** Given records **
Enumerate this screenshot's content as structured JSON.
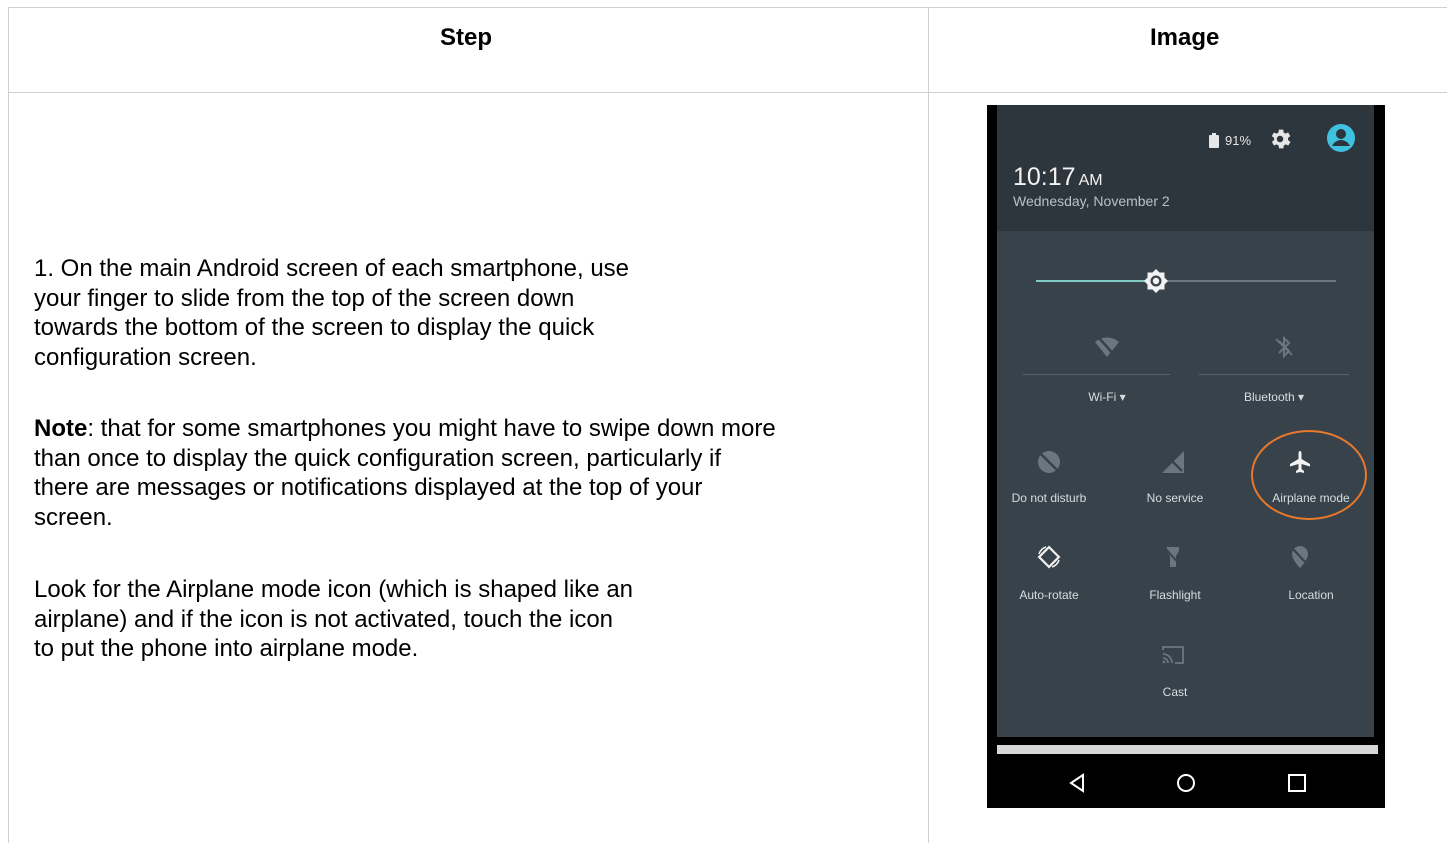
{
  "table": {
    "headers": {
      "step": "Step",
      "image": "Image"
    }
  },
  "step_text": {
    "p1_lines": [
      "1. On the main Android screen of each smartphone, use",
      "your finger to slide from the top of the screen down",
      "towards the bottom of the screen to display the quick",
      "configuration screen."
    ],
    "note_label": "Note",
    "p2_first_rest": ": that for some smartphones you might have to swipe down more",
    "p2_lines": [
      "than once to display the quick configuration screen, particularly if",
      "there are messages or notifications displayed at the top of your",
      "screen."
    ],
    "p3_lines": [
      "Look for the Airplane mode icon (which is shaped like an",
      "airplane) and if the icon is not activated, touch the icon",
      "to put the phone into airplane mode."
    ]
  },
  "phone": {
    "battery_pct": "91%",
    "time": "10:17",
    "ampm": "AM",
    "date": "Wednesday, November 2",
    "brightness_level": 0.39,
    "tiles": {
      "wifi": "Wi-Fi",
      "bluetooth": "Bluetooth",
      "do_not_disturb": "Do not disturb",
      "no_service": "No service",
      "airplane_mode": "Airplane mode",
      "auto_rotate": "Auto-rotate",
      "flashlight": "Flashlight",
      "location": "Location",
      "cast": "Cast"
    },
    "colors": {
      "shade": "#37424a",
      "accent": "#7fcbc4",
      "highlight_circle": "#e8782c",
      "avatar": "#3fc1e0"
    }
  }
}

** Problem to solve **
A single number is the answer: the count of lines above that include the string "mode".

** Output of the task **
3